DIRECTIONS:
Drop the pictures and repeat the remaining data exactly.

EXTRACTED RECORDS:
::::
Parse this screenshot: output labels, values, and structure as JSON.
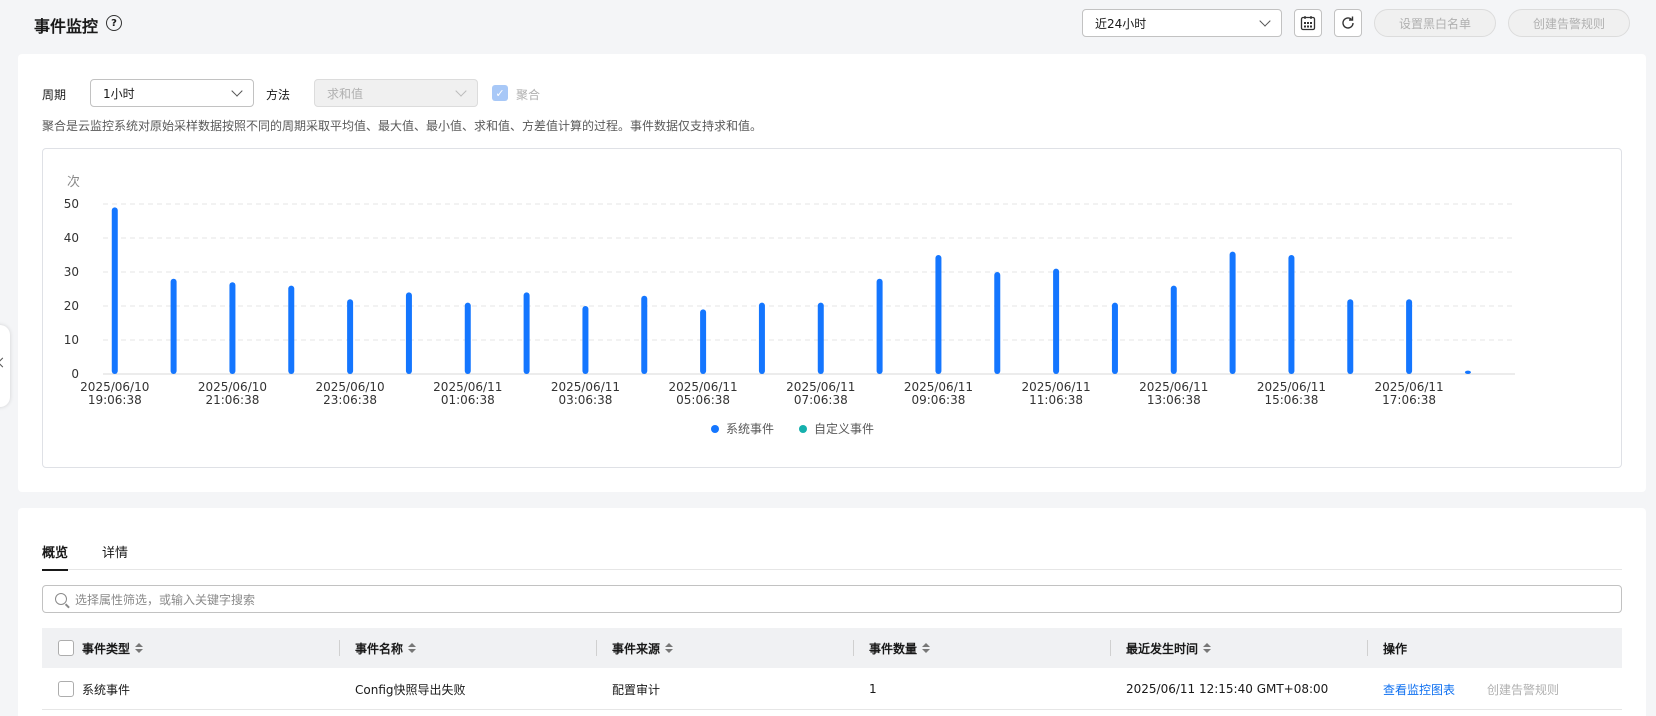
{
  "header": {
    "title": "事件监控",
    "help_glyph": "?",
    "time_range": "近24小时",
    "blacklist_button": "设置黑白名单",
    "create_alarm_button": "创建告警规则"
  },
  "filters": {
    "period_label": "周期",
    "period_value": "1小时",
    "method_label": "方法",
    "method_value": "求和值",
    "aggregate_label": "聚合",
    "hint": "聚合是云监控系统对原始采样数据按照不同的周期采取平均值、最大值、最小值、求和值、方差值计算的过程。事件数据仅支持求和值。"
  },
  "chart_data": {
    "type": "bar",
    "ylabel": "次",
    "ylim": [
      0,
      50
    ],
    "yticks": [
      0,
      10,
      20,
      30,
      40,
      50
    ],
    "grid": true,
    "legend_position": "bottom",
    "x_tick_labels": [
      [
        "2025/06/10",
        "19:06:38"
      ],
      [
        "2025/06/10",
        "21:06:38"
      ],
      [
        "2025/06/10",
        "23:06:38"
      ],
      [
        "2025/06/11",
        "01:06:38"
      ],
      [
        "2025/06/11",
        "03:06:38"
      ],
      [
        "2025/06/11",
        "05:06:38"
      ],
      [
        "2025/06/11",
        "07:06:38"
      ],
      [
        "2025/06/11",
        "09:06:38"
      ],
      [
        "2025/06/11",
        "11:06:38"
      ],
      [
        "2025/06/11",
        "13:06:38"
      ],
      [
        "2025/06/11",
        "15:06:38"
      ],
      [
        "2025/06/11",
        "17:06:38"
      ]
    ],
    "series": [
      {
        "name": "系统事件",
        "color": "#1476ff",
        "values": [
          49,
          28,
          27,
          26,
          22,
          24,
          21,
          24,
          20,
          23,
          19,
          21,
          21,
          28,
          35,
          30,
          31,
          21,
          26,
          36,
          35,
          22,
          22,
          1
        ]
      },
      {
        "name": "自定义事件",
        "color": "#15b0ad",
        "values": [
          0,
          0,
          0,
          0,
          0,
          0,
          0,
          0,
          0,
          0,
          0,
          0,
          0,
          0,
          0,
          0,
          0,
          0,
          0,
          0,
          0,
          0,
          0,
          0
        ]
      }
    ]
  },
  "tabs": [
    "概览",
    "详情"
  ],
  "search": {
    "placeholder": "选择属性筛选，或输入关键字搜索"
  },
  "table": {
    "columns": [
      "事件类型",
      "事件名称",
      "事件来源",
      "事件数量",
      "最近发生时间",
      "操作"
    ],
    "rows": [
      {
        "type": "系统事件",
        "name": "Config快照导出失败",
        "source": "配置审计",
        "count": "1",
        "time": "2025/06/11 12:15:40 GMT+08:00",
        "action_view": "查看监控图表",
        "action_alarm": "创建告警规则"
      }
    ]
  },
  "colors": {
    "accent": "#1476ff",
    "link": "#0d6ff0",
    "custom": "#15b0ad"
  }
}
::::
REPLY:
Parse this screenshot: output labels, values, and structure as JSON.
{
  "header": {
    "title": "事件监控",
    "help_glyph": "?",
    "time_range": "近24小时",
    "blacklist_button": "设置黑白名单",
    "create_alarm_button": "创建告警规则"
  },
  "filters": {
    "period_label": "周期",
    "period_value": "1小时",
    "method_label": "方法",
    "method_value": "求和值",
    "aggregate_label": "聚合",
    "hint": "聚合是云监控系统对原始采样数据按照不同的周期采取平均值、最大值、最小值、求和值、方差值计算的过程。事件数据仅支持求和值。"
  },
  "chart_data": {
    "type": "bar",
    "ylabel": "次",
    "ylim": [
      0,
      50
    ],
    "yticks": [
      0,
      10,
      20,
      30,
      40,
      50
    ],
    "grid": true,
    "legend_position": "bottom",
    "x_tick_labels": [
      [
        "2025/06/10",
        "19:06:38"
      ],
      [
        "2025/06/10",
        "21:06:38"
      ],
      [
        "2025/06/10",
        "23:06:38"
      ],
      [
        "2025/06/11",
        "01:06:38"
      ],
      [
        "2025/06/11",
        "03:06:38"
      ],
      [
        "2025/06/11",
        "05:06:38"
      ],
      [
        "2025/06/11",
        "07:06:38"
      ],
      [
        "2025/06/11",
        "09:06:38"
      ],
      [
        "2025/06/11",
        "11:06:38"
      ],
      [
        "2025/06/11",
        "13:06:38"
      ],
      [
        "2025/06/11",
        "15:06:38"
      ],
      [
        "2025/06/11",
        "17:06:38"
      ]
    ],
    "series": [
      {
        "name": "系统事件",
        "color": "#1476ff",
        "values": [
          49,
          28,
          27,
          26,
          22,
          24,
          21,
          24,
          20,
          23,
          19,
          21,
          21,
          28,
          35,
          30,
          31,
          21,
          26,
          36,
          35,
          22,
          22,
          1
        ]
      },
      {
        "name": "自定义事件",
        "color": "#15b0ad",
        "values": [
          0,
          0,
          0,
          0,
          0,
          0,
          0,
          0,
          0,
          0,
          0,
          0,
          0,
          0,
          0,
          0,
          0,
          0,
          0,
          0,
          0,
          0,
          0,
          0
        ]
      }
    ]
  },
  "tabs": [
    "概览",
    "详情"
  ],
  "search": {
    "placeholder": "选择属性筛选，或输入关键字搜索"
  },
  "table": {
    "columns": [
      "事件类型",
      "事件名称",
      "事件来源",
      "事件数量",
      "最近发生时间",
      "操作"
    ],
    "rows": [
      {
        "type": "系统事件",
        "name": "Config快照导出失败",
        "source": "配置审计",
        "count": "1",
        "time": "2025/06/11 12:15:40 GMT+08:00",
        "action_view": "查看监控图表",
        "action_alarm": "创建告警规则"
      }
    ]
  },
  "colors": {
    "accent": "#1476ff",
    "link": "#0d6ff0",
    "custom": "#15b0ad"
  }
}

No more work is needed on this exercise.